======== Records supplied ========

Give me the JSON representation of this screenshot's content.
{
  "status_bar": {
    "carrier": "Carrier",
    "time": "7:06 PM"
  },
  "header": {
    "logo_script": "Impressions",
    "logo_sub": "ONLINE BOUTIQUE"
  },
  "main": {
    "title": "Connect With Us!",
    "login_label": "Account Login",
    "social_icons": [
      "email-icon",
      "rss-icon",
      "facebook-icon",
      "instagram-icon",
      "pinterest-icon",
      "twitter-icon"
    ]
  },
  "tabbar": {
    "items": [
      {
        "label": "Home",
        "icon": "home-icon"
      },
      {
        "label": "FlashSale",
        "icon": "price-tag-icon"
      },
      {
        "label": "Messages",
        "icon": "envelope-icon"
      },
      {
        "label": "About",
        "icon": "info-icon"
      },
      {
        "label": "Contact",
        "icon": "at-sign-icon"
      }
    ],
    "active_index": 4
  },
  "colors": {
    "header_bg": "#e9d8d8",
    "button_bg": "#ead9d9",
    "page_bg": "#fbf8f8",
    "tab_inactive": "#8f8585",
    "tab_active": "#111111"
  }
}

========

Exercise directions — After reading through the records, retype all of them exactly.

Result for this task —
Give me the JSON representation of this screenshot's content.
{
  "status_bar": {
    "carrier": "Carrier",
    "time": "7:06 PM"
  },
  "header": {
    "logo_script": "Impressions",
    "logo_sub": "ONLINE BOUTIQUE"
  },
  "main": {
    "title": "Connect With Us!",
    "login_label": "Account Login",
    "social_icons": [
      "email-icon",
      "rss-icon",
      "facebook-icon",
      "instagram-icon",
      "pinterest-icon",
      "twitter-icon"
    ]
  },
  "tabbar": {
    "items": [
      {
        "label": "Home",
        "icon": "home-icon"
      },
      {
        "label": "FlashSale",
        "icon": "price-tag-icon"
      },
      {
        "label": "Messages",
        "icon": "envelope-icon"
      },
      {
        "label": "About",
        "icon": "info-icon"
      },
      {
        "label": "Contact",
        "icon": "at-sign-icon"
      }
    ],
    "active_index": 4
  },
  "colors": {
    "header_bg": "#e9d8d8",
    "button_bg": "#ead9d9",
    "page_bg": "#fbf8f8",
    "tab_inactive": "#8f8585",
    "tab_active": "#111111"
  }
}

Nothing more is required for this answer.